Senate Intelligence Committee still investigating possible collusion between Trump campaign and Russia
Leaders of the Senate intelligence committee said Wednesday the panel continues to investigate possible collusion between Russia and the Trump campaign. They also said there's a large consensus Russians attempted to influence the 2016 election. (Oct. 4) AP
WASHINGTON — Senate Intelligence Chairman Richard Burr said Wednesday the committee is continuing to investigate potential collusion between the Trump campaign and Russian agents meddling in the U.S. election.
Despite the president's dismissal of possible collusion between his campaign and Russian officials as "a hoax," Burr, R-N.C., and Vice Chairman Mark Warner, D-Va., said the panel is continuing to examine the evidence and has not yet made a conclusion.
"The committee continues to look into all evidence to see if there was any hint of collusion," Burr said at a news conference. He said he and Warner were not going to discuss their initial findings on that topic "because we don't have any."
"We have more work to do as it relates to collusion," Burr said.
Warner warned that Russia's use of social media to push out disinformation to U.S. voters "did not end on Election Day 2016." He said the Russians have employed similar tactics to try to disrupt elections in France, the Netherlands and Germany. And he said they are likely to try it again in the 2018 congressional elections in the U.S.
"We need to be on guard," Warner said.
The committee is scheduled to have a Nov. 1 public hearing with officials from Facebook, Twitter, Google and other social media companies to talk about how Russians exploited those sites in last year's election. Warner said it's important for Americans to know whether an ad they see on social media is coming from the Russians.
Burr and Warner also warned that Russians will continue to try to infiltrate state election systems. The Department of Homeland Security last week alerted officials in 21 states that Russians tried to hack into their election systems in 2016.
"The Russian intelligence service is determined and clever, and I recommend that every campaign and every election office take this very seriously," Burr said.
Burr said the panel had been unable to interview Christopher Steele, the former British spy who compiled a dossier on Donald Trump and his alleged ties to the Russian government, leaving the committee unable to verify its findings.
The dossier, which was published online by Buzzfeed, alleges that Russian operatives obtained potentially compromising personal and financial information about Trump. Moscow has denied having any "compromising materials" on Trump, who dismissed the reports as “fake news.”
"Unfortunately, the committee has hit a wall," Burr said. He said the panel has made attempts to contact Steele in England but that offers to meet with him have been rebuffed.

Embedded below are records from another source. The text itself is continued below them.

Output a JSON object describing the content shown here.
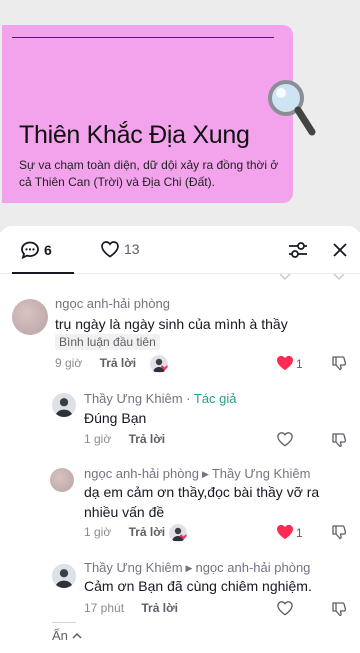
{
  "post": {
    "title": "Thiên Khắc Địa Xung",
    "subtitle": "Sự va chạm toàn diện, dữ dội xảy ra đồng thời ở cả Thiên Can (Trời) và Địa Chi (Đất)."
  },
  "tabs": {
    "comments_count": "6",
    "likes_count": "13"
  },
  "comments": [
    {
      "user": "ngọc anh-hải phòng",
      "text": "trụ ngày là ngày sinh của mình à thầy",
      "badge": "Bình luận đầu tiên",
      "time": "9 giờ",
      "reply": "Trả lời",
      "likes": "1",
      "liked": true
    },
    {
      "user": "Thầy Ưng Khiêm",
      "author_tag": "Tác giả",
      "text": "Đúng Bạn",
      "time": "1 giờ",
      "reply": "Trả lời"
    },
    {
      "user": "ngọc anh-hải phòng",
      "reply_to": "Thầy Ưng Khiêm",
      "text": "dạ em cảm ơn thầy,đọc bài thầy vỡ ra nhiều vấn đề",
      "time": "1 giờ",
      "reply": "Trả lời",
      "likes": "1",
      "liked": true
    },
    {
      "user": "Thầy Ưng Khiêm",
      "reply_to": "ngọc anh-hải phòng",
      "text": "Cảm ơn Bạn đã cùng chiêm nghiệm.",
      "time": "17 phút",
      "reply": "Trả lời"
    }
  ],
  "hide_label": "Ẩn",
  "colors": {
    "accent_heart": "#fe2c55",
    "author_tag": "#2a9e8f",
    "card_bg": "#f2a3ec"
  },
  "icons": [
    "comment-icon",
    "heart-outline-icon",
    "filter-icon",
    "close-icon",
    "magnifier-icon",
    "thumb-down-icon",
    "chevron-up-icon"
  ]
}
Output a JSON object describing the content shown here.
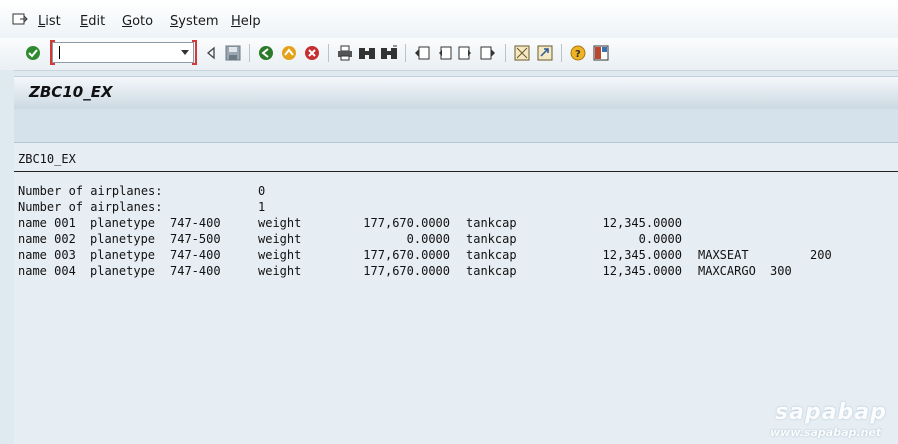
{
  "menu": {
    "items": [
      {
        "first": "L",
        "rest": "ist"
      },
      {
        "first": "E",
        "rest": "dit"
      },
      {
        "first": "G",
        "rest": "oto"
      },
      {
        "first": "S",
        "rest": "ystem"
      },
      {
        "first": "H",
        "rest": "elp"
      }
    ]
  },
  "toolbar": {
    "command_field_value": "",
    "icons": [
      "enter-icon",
      "back-icon",
      "save-icon",
      "back-green-icon",
      "exit-icon",
      "cancel-icon",
      "print-icon",
      "find-icon",
      "find-next-icon",
      "first-page-icon",
      "previous-page-icon",
      "next-page-icon",
      "last-page-icon",
      "create-session-icon",
      "create-shortcut-icon",
      "help-icon",
      "layout-icon"
    ]
  },
  "title": "ZBC10_EX",
  "list": {
    "header": "ZBC10_EX",
    "airplane_counts": [
      {
        "label": "Number of airplanes:",
        "value": "0"
      },
      {
        "label": "Number of airplanes:",
        "value": "1"
      }
    ],
    "rows": [
      {
        "name": "name 001",
        "planetype_label": "planetype",
        "planetype": "747-400",
        "weight_label": "weight",
        "weight": "177,670.0000",
        "tankcap_label": "tankcap",
        "tankcap": "12,345.0000",
        "extra_label": "",
        "extra_value": ""
      },
      {
        "name": "name 002",
        "planetype_label": "planetype",
        "planetype": "747-500",
        "weight_label": "weight",
        "weight": "0.0000",
        "tankcap_label": "tankcap",
        "tankcap": "0.0000",
        "extra_label": "",
        "extra_value": ""
      },
      {
        "name": "name 003",
        "planetype_label": "planetype",
        "planetype": "747-400",
        "weight_label": "weight",
        "weight": "177,670.0000",
        "tankcap_label": "tankcap",
        "tankcap": "12,345.0000",
        "extra_label": "MAXSEAT",
        "extra_value": "200"
      },
      {
        "name": "name 004",
        "planetype_label": "planetype",
        "planetype": "747-400",
        "weight_label": "weight",
        "weight": "177,670.0000",
        "tankcap_label": "tankcap",
        "tankcap": "12,345.0000",
        "extra_label": "MAXCARGO",
        "extra_value": "300"
      }
    ]
  },
  "watermark": {
    "brand": "sapabap",
    "url": "www.sapabap.net"
  }
}
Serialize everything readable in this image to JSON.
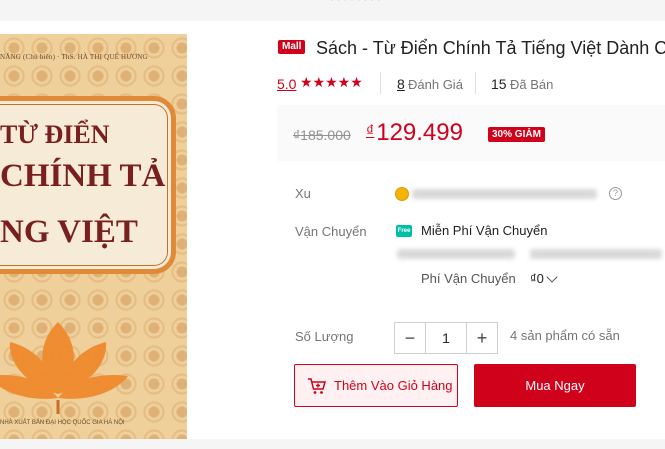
{
  "topbar": {
    "faint_text": "·  ·  ·  ·  ·  ·  ·  ·"
  },
  "book_cover": {
    "authors": "NĂNG (Chủ biên) · ThS. HÀ THỊ QUẾ HƯƠNG",
    "title_line1": "TỪ ĐIỂN",
    "title_line2": "CHÍNH TẢ",
    "title_line3": "NG VIỆT",
    "publisher": "NHÀ XUẤT BẢN ĐẠI HỌC QUỐC GIA HÀ NỘI"
  },
  "product": {
    "mall_badge": "Mall",
    "title": "Sách - Từ Điển Chính Tả Tiếng Việt Dành C",
    "rating": "5.0",
    "stars": "★★★★★",
    "review_count": "8",
    "review_label": "Đánh Giá",
    "sold_count": "15",
    "sold_label": "Đã Bán",
    "old_price": "₫185.000",
    "currency": "₫",
    "new_price": "129.499",
    "discount": "30% GIẢM"
  },
  "details": {
    "coin_label": "Xu",
    "shipping_label": "Vận Chuyển",
    "free_icon_text": "Free",
    "free_shipping": "Miễn Phí Vận Chuyển",
    "shipping_fee_label": "Phí Vận Chuyển",
    "shipping_fee_value": "₫0",
    "quantity_label": "Số Lượng",
    "quantity": "1",
    "minus": "−",
    "plus": "+",
    "stock": "4 sản phẩm có sẵn"
  },
  "actions": {
    "add_to_cart": "Thêm Vào Giỏ Hàng",
    "buy_now": "Mua Ngay"
  },
  "colors": {
    "accent": "#d0011b",
    "free_badge": "#00bfa5",
    "coin": "#f6b400"
  }
}
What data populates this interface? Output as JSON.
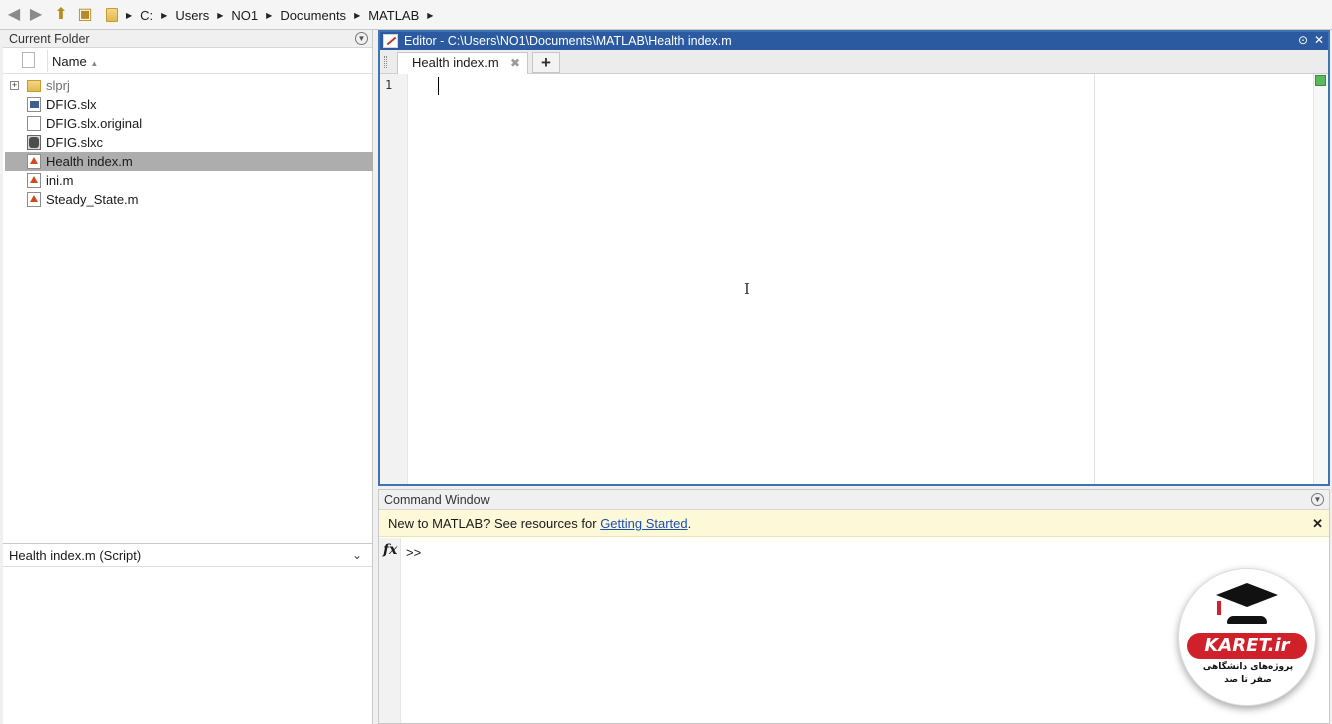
{
  "address_bar": {
    "path": [
      "C:",
      "Users",
      "NO1",
      "Documents",
      "MATLAB"
    ]
  },
  "current_folder": {
    "title": "Current Folder",
    "column_name": "Name",
    "items": [
      {
        "name": "slprj",
        "icon": "folder-icon"
      },
      {
        "name": "DFIG.slx",
        "icon": "simulink-model-icon"
      },
      {
        "name": "DFIG.slx.original",
        "icon": "document-icon"
      },
      {
        "name": "DFIG.slxc",
        "icon": "simulink-cache-icon"
      },
      {
        "name": "Health index.m",
        "icon": "m-file-icon"
      },
      {
        "name": "ini.m",
        "icon": "m-file-icon"
      },
      {
        "name": "Steady_State.m",
        "icon": "m-file-icon"
      }
    ],
    "selected": "Health index.m"
  },
  "details": {
    "header": "Health index.m  (Script)"
  },
  "editor": {
    "title": "Editor - C:\\Users\\NO1\\Documents\\MATLAB\\Health index.m",
    "tab_label": "Health index.m",
    "new_tab": "+",
    "line_number": "1"
  },
  "command_window": {
    "title": "Command Window",
    "banner_text": "New to MATLAB? See resources for ",
    "banner_link": "Getting Started",
    "banner_suffix": ".",
    "fx": "fx",
    "prompt": ">>"
  },
  "watermark": {
    "brand": "KARET.ir",
    "line1": "پروژه‌های دانشگاهی",
    "line2": "صفر تا صد"
  },
  "colors": {
    "editor_titlebar": "#2c5aa0",
    "selection": "#adadad",
    "banner_bg": "#fdf8d8",
    "link": "#1a4fb8",
    "brand_red": "#d0202a"
  }
}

"The committee cannot really understand the credibility of the dossier without understanding who paid for it (and what the sources were)," Burr said. "My hope is that Mr. Steele will make a decision to meet with me or Mark or both."
Neither Burr not Warner could say when their committee's investigation will end. So far, their staff has interviewed more than 100 witnesses for a total of more than 250 hours and created more than 4,000 pages of transcripts. The panel's investigators also have read more than 100,000 pages of documents, the senators said.
Burr and Warner said the committee will release a public report of its findings when its investigation is done.
"I know that it feels like it's taking a long time," Warner said. "It is taking a long time."
But he added that what's important is "getting it right and getting all the facts."
The Senate Intelligence Committee is one of three congressional panels investigating Russian interference in the 2016 presidential election and possible collusion between the Trump campaign and Russian officials. The House Intelligence Committee and the Senate Judiciary Committee also are conducting probes.
Special counsel Robert Mueller, the former director of the FBI, is leading a separate criminal investigation with a team of prosecutors.
Burr said the committee has gone as far as it can with its review of the memos of former FBI director James Comey, who was fired by Trump in May as Comey was leading a probe of possible collusion between the Trump campaign and the Russians.
Comey wrote up memos to document a series of controversial private meetings he had with Trump, including one in which Trump allegedly pressed Comey to drop the bureau's investigation into ex-national security adviser Michael Flynn.
Burr said "our investigation with this has reached a logical end." He said it's not closed, but the committee has talked to every relevant person in connection with the memos.
Burr told reporters that questions about Comey's firing "are better answered by the Department of Justice or the special counsel." Mueller is reportedly investigating whether the president's firing of Comey could constitute an attempt to obstruct justice.